== DIRECTIONS FOR THIS TASK ==
In the entries below, find the lines that contain the word "label" and copy them.

== DATA SUPPLIED ==
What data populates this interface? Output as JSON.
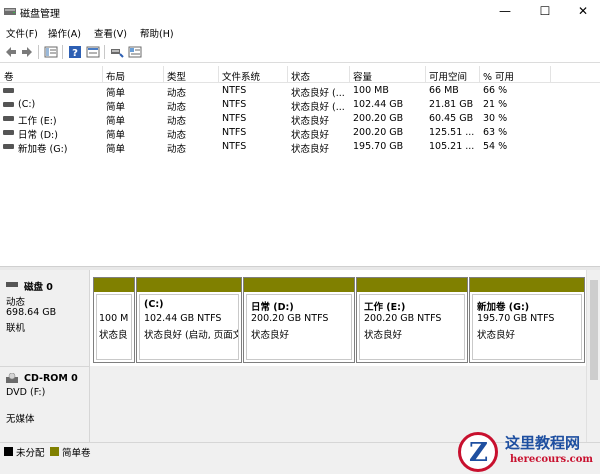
{
  "window": {
    "title": "磁盘管理",
    "minimize_glyph": "—",
    "maximize_glyph": "☐",
    "close_glyph": "✕"
  },
  "menu": [
    {
      "label": "文件(F)"
    },
    {
      "label": "操作(A)"
    },
    {
      "label": "查看(V)"
    },
    {
      "label": "帮助(H)"
    }
  ],
  "toolbar": {
    "icons": [
      "back-arrow-icon",
      "forward-arrow-icon",
      "properties-icon",
      "help-icon",
      "refresh-icon",
      "connect-icon",
      "options-icon"
    ]
  },
  "list": {
    "columns": [
      "卷",
      "布局",
      "类型",
      "文件系统",
      "状态",
      "容量",
      "可用空间",
      "% 可用"
    ],
    "rows": [
      {
        "volume": "",
        "layout": "简单",
        "type": "动态",
        "fs": "NTFS",
        "status": "状态良好 (...",
        "capacity": "100 MB",
        "free": "66 MB",
        "pct": "66 %"
      },
      {
        "volume": "(C:)",
        "layout": "简单",
        "type": "动态",
        "fs": "NTFS",
        "status": "状态良好 (...",
        "capacity": "102.44 GB",
        "free": "21.81 GB",
        "pct": "21 %"
      },
      {
        "volume": "工作 (E:)",
        "layout": "简单",
        "type": "动态",
        "fs": "NTFS",
        "status": "状态良好",
        "capacity": "200.20 GB",
        "free": "60.45 GB",
        "pct": "30 %"
      },
      {
        "volume": "日常 (D:)",
        "layout": "简单",
        "type": "动态",
        "fs": "NTFS",
        "status": "状态良好",
        "capacity": "200.20 GB",
        "free": "125.51 ...",
        "pct": "63 %"
      },
      {
        "volume": "新加卷 (G:)",
        "layout": "简单",
        "type": "动态",
        "fs": "NTFS",
        "status": "状态良好",
        "capacity": "195.70 GB",
        "free": "105.21 ...",
        "pct": "54 %"
      }
    ]
  },
  "disk0": {
    "name": "磁盘 0",
    "kind": "动态",
    "size": "698.64 GB",
    "state": "联机",
    "partitions": [
      {
        "name": "",
        "size_fs": "100 M",
        "status": "状态良"
      },
      {
        "name": "(C:)",
        "size_fs": "102.44 GB NTFS",
        "status": "状态良好 (启动, 页面文"
      },
      {
        "name": "日常  (D:)",
        "size_fs": "200.20 GB NTFS",
        "status": "状态良好"
      },
      {
        "name": "工作  (E:)",
        "size_fs": "200.20 GB NTFS",
        "status": "状态良好"
      },
      {
        "name": "新加卷  (G:)",
        "size_fs": "195.70 GB NTFS",
        "status": "状态良好"
      }
    ]
  },
  "cdrom0": {
    "name": "CD-ROM 0",
    "drive": "DVD (F:)",
    "media": "无媒体"
  },
  "legend": [
    {
      "label": "未分配",
      "color": "#000000"
    },
    {
      "label": "简单卷",
      "color": "#808000"
    }
  ],
  "watermark": {
    "title": "这里教程网",
    "url": "herecours.com",
    "logo_letter": "Z"
  },
  "colors": {
    "partition_bar": "#808000",
    "unallocated": "#000000"
  }
}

== REPLY TO THE EXERCISE ==
      "label": "文件(F)"
      "label": "操作(A)"
      "label": "查看(V)"
      "label": "帮助(H)"
      "label": "未分配",
      "label": "简单卷",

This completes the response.